Key Laboratory of Poyang Lake Wetland and Watershed Research, Ministry of Education, Jiangxi Normal University, Nanchang, Jiangxi, China
Submission date: 2019-02-17
Final revision date: 2019-05-30
Acceptance date: 2019-06-04
Online publication date: 2020-01-08
Publication date: 2020-02-13
Corresponding author
Peng Wang   

Jiangxi Nomal university, China
Pol. J. Environ. Stud. 2020;29(2):1849–1868

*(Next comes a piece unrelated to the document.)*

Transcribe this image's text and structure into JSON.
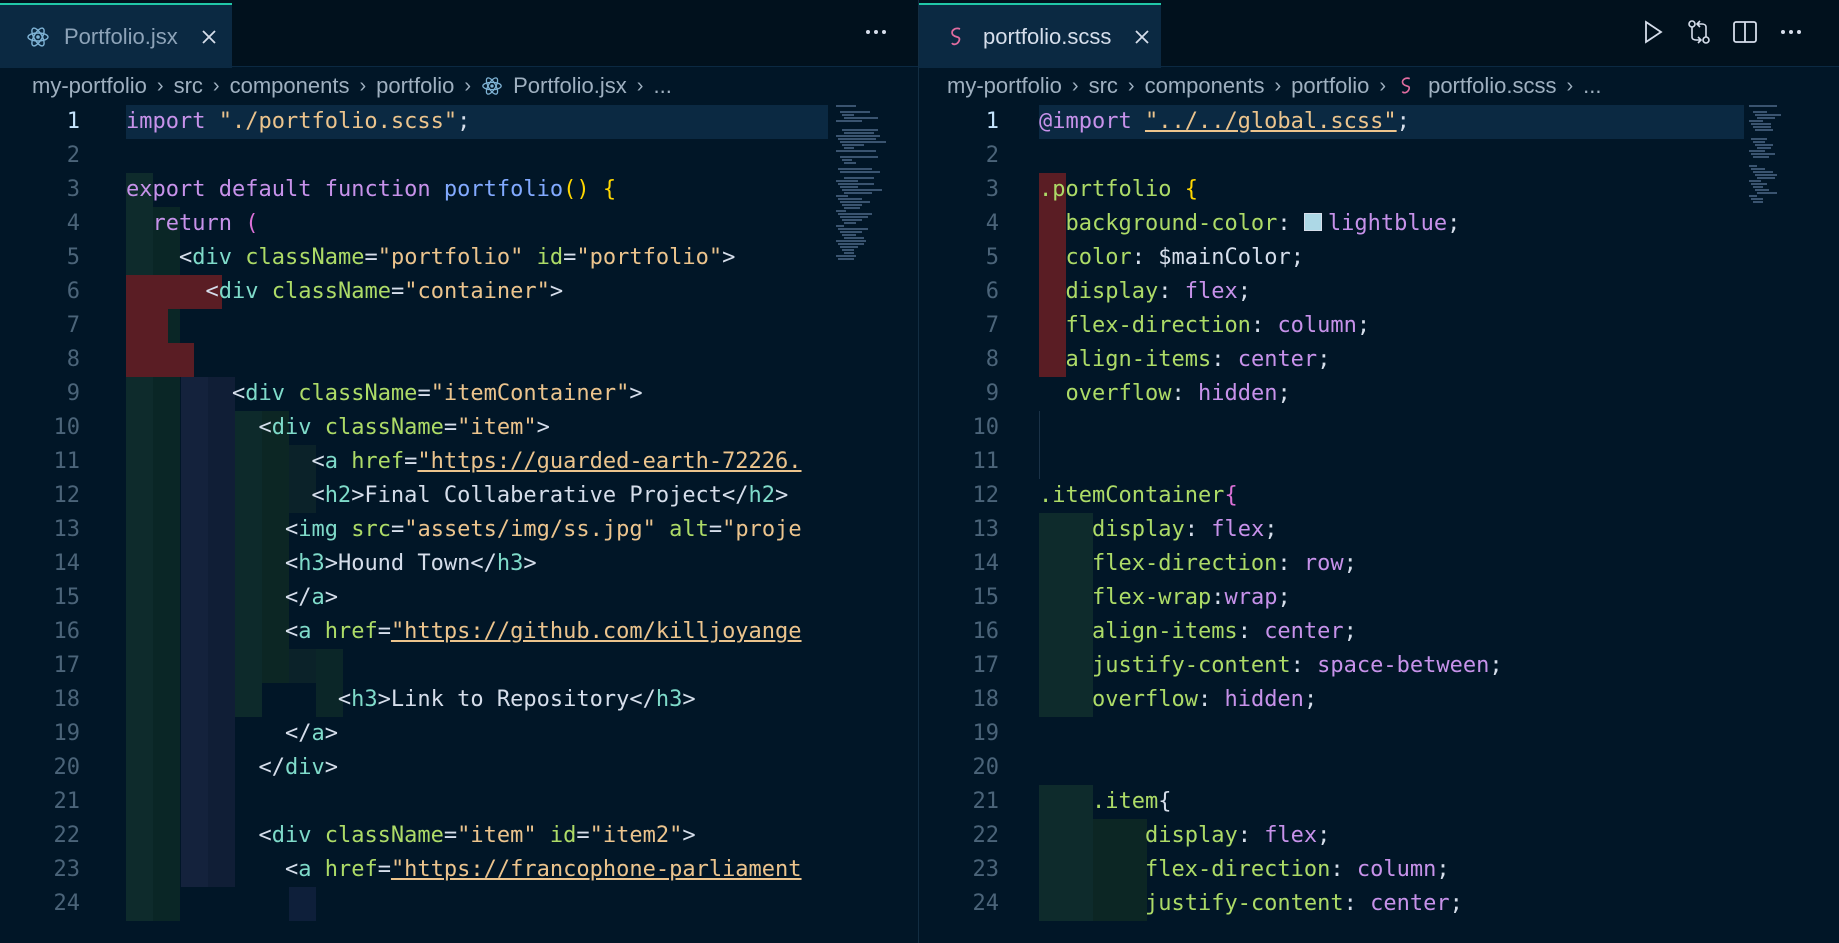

Heavy metal pollution is one of the important threats to river water quality and human health. Here, we collected surface water samples from the mainstream and tributaries in the Ganjiang River basin in January and July, 2015, in order to delineate the temporal-spatial distribution characteristics of heavy metals, identify their sources, and assess their potential risk. Compared with China’s environmental quality standards for drinking water, our results revealed that 5 heavy metals, including Fe, Al, As, Mn and Tl, exceeded the standard values and the over-standard rates were 21.62%, 16.22%, 8.11%, 4.05% and 4.05%, respectively. The concentrations of hydrochemical ions and heavy metals exhibited significant seasonal variation and spatial heterogeneity. Multivariate statistical approaches indicated that intense anthropogenic activities (mining industries and agricultural activities) were the most important sources of heavy metals in the Ganjiang River, and the upstream of the Ganjiang (in southern Jiangxi Province) and the Yuan River were the regions with the most serious pollution. Assessming health risk using the hazard index (HI) and carcinogenic risk (CR) recommended by the USEPA showed that children were more susceptible to the health risk than adults, and As was the most largest contributor leading to noncarcinogenic and carcinogenic risk to human health. Therefore, effective measures such as controls on mining wastewater and the use of pesticides and fertilizers should be taken by local government to protect aquatic ecosystems and human health.